Collected data:
----

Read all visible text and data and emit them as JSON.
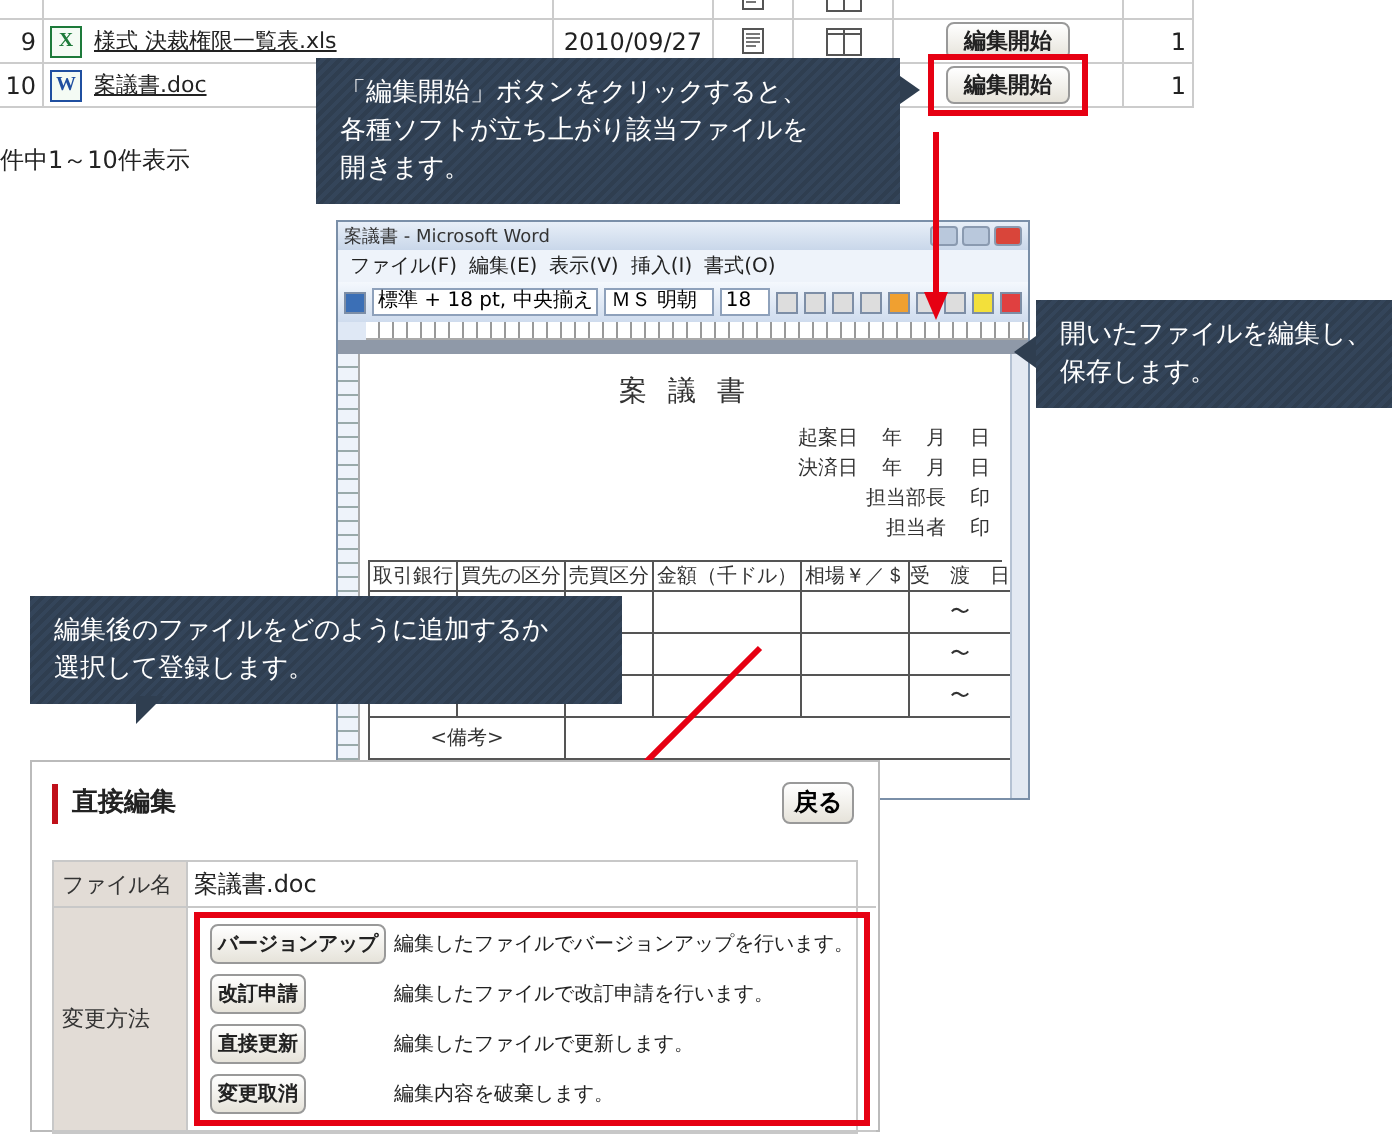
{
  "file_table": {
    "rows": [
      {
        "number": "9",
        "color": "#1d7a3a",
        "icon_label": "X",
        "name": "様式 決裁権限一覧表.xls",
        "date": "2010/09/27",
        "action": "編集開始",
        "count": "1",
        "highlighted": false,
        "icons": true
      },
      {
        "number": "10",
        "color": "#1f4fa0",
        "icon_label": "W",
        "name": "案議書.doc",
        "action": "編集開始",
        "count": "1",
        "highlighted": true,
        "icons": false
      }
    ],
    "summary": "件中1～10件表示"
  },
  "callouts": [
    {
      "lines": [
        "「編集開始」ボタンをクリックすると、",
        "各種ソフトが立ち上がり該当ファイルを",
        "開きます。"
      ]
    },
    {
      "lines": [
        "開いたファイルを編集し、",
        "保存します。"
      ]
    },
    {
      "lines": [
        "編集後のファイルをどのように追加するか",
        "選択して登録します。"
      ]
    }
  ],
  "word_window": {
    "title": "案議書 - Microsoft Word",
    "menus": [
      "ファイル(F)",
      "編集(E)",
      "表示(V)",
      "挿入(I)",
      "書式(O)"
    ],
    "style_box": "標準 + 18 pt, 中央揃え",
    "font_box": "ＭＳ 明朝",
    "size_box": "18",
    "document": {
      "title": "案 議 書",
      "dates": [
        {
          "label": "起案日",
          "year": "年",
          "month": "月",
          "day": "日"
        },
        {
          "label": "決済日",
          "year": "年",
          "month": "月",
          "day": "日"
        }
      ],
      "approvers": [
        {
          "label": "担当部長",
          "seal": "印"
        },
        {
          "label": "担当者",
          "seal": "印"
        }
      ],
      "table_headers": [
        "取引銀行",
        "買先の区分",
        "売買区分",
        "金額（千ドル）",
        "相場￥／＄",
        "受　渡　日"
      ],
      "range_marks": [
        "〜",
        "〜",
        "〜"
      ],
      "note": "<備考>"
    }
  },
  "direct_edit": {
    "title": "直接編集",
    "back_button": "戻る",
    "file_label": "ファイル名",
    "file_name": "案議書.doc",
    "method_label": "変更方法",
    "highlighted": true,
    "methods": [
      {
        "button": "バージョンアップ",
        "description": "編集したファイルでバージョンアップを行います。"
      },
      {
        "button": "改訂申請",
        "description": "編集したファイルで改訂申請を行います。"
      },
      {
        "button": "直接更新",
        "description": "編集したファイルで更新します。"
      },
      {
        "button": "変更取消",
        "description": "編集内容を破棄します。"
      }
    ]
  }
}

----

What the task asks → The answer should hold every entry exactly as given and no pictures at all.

Response to this exercise →
Read all visible text and data and emit them as JSON.
{
  "file_table": {
    "rows": [
      {
        "number": "9",
        "color": "#1d7a3a",
        "icon_label": "X",
        "name": "様式 決裁権限一覧表.xls",
        "date": "2010/09/27",
        "action": "編集開始",
        "count": "1",
        "highlighted": false,
        "icons": true
      },
      {
        "number": "10",
        "color": "#1f4fa0",
        "icon_label": "W",
        "name": "案議書.doc",
        "action": "編集開始",
        "count": "1",
        "highlighted": true,
        "icons": false
      }
    ],
    "summary": "件中1～10件表示"
  },
  "callouts": [
    {
      "lines": [
        "「編集開始」ボタンをクリックすると、",
        "各種ソフトが立ち上がり該当ファイルを",
        "開きます。"
      ]
    },
    {
      "lines": [
        "開いたファイルを編集し、",
        "保存します。"
      ]
    },
    {
      "lines": [
        "編集後のファイルをどのように追加するか",
        "選択して登録します。"
      ]
    }
  ],
  "word_window": {
    "title": "案議書 - Microsoft Word",
    "menus": [
      "ファイル(F)",
      "編集(E)",
      "表示(V)",
      "挿入(I)",
      "書式(O)"
    ],
    "style_box": "標準 + 18 pt, 中央揃え",
    "font_box": "ＭＳ 明朝",
    "size_box": "18",
    "document": {
      "title": "案 議 書",
      "dates": [
        {
          "label": "起案日",
          "year": "年",
          "month": "月",
          "day": "日"
        },
        {
          "label": "決済日",
          "year": "年",
          "month": "月",
          "day": "日"
        }
      ],
      "approvers": [
        {
          "label": "担当部長",
          "seal": "印"
        },
        {
          "label": "担当者",
          "seal": "印"
        }
      ],
      "table_headers": [
        "取引銀行",
        "買先の区分",
        "売買区分",
        "金額（千ドル）",
        "相場￥／＄",
        "受　渡　日"
      ],
      "range_marks": [
        "〜",
        "〜",
        "〜"
      ],
      "note": "<備考>"
    }
  },
  "direct_edit": {
    "title": "直接編集",
    "back_button": "戻る",
    "file_label": "ファイル名",
    "file_name": "案議書.doc",
    "method_label": "変更方法",
    "highlighted": true,
    "methods": [
      {
        "button": "バージョンアップ",
        "description": "編集したファイルでバージョンアップを行います。"
      },
      {
        "button": "改訂申請",
        "description": "編集したファイルで改訂申請を行います。"
      },
      {
        "button": "直接更新",
        "description": "編集したファイルで更新します。"
      },
      {
        "button": "変更取消",
        "description": "編集内容を破棄します。"
      }
    ]
  }
}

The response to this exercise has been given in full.